So we’re still moving, but not for a little while. After our shady landlord heard from many tenants who apparently know tenant law a little better than he does (there were big problems with the options he gave us after raising our rent more than ten percent), he gave us the option to take a six month lease with no penalty for early withdrawal. We took this option so as not to have to move a week before J has to grade finals. We’re now aiming for moving at the end of the year and starting the new year in our new home.
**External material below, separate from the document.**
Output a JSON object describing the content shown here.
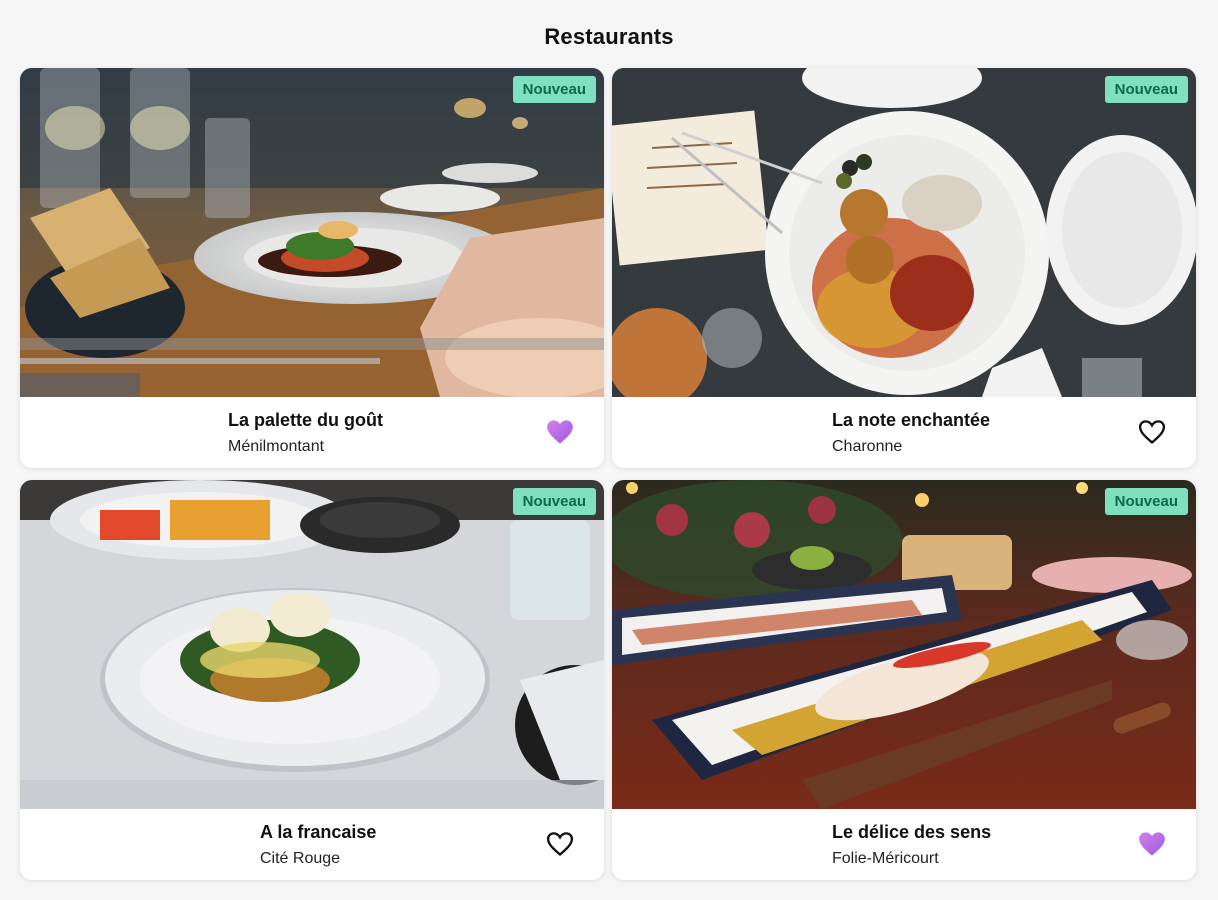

The town where we’re moving is everything that is great about our county. It’s still in wine country, but closer to the coast, meaning just fifteen minutes to the beach. There is one central town with great little neighboring towns, all of which are a little on the crunchy side. Two-mom families, for most of that area, are not all that abnormal. People are nicer, more laid back, and very progressive. There are also these lovely rural areas just minutes outside of the towns where you can live in the country but still have the convenience of being close to town. The schools are amazing–one of them won awards for being the most sustainable school in the region, and they all have crazy-fabulous gardens and cool arts programs. Every cool cultural event you can imagine happens there, from celtic music and blues festivals to great theater to who knows what else. All we know is that every time we see some event we want to attend, it’s happening in that area (case in point: there is an LGBT Halloween party for all ages, and kids are welcome–yeah). And the farms, oh the farms. There are all kinds of orchards and farms and patches and ranches–the local fresh food is to die for. And while it would seem such a crunchy little town might lack the refinement we have come to appreciate in our little retirement community for the wealthy and wine-soaked, it doesn’t. There are fabulous restaurants, world-class wines, art galleries, and just about anything we could want in a town, but without the excess of tourists. In short, it’s our little heaven on earth, and we’re so excited to finally be moving there.
We’re starting to see a few rentals available toward the end of the year, and since BG’s music class is in this town on Saturdays, we’re beginning to do some research. Last weekend, we had a drive-by look at a place out in the country. It would be some seriously rural living with only wood heat, but there was a pomegranate tree dripping with ripe fruit, and a fig tree that was lush and full. It’s on a full acre, and it’s only ten minutes from the heart of the main town. It would be a very different sort of life for us: much more quiet, much more privacy, some peace and solitude and lots of room for Baby Genius, the cats, and us to run. There would be ample room for a garden, inspiration for canning and creating. But it would also be hard work. There’s no manicured lawn–it’s wild. There would be wood to stack, fires to build, and all of those other things to do to make a home in the country. We might have to build a fence. Walking to the store or to town would not be a possibility. So there’s that. I know what much of this is like because it’s how I grew up, and to me, it sounds a little less romantic and a little more like work. On the other hand, J loves the idea because she has never had this, and when I see it through her eyes, I start to love it too. It might be just what we need.
So we’re really considering a move to the country. It might be this house, or it could be another one that has just a couple of more convenient amenities (I love fireplaces, but prefer for this to be an optional means of heating), but it’s exciting thinking about a new sort of life. Anything beyond this tourist haven, this wine taster’s mecca, this town where no one pushes a stroller costing less than $2000 will be a very, very delightful change.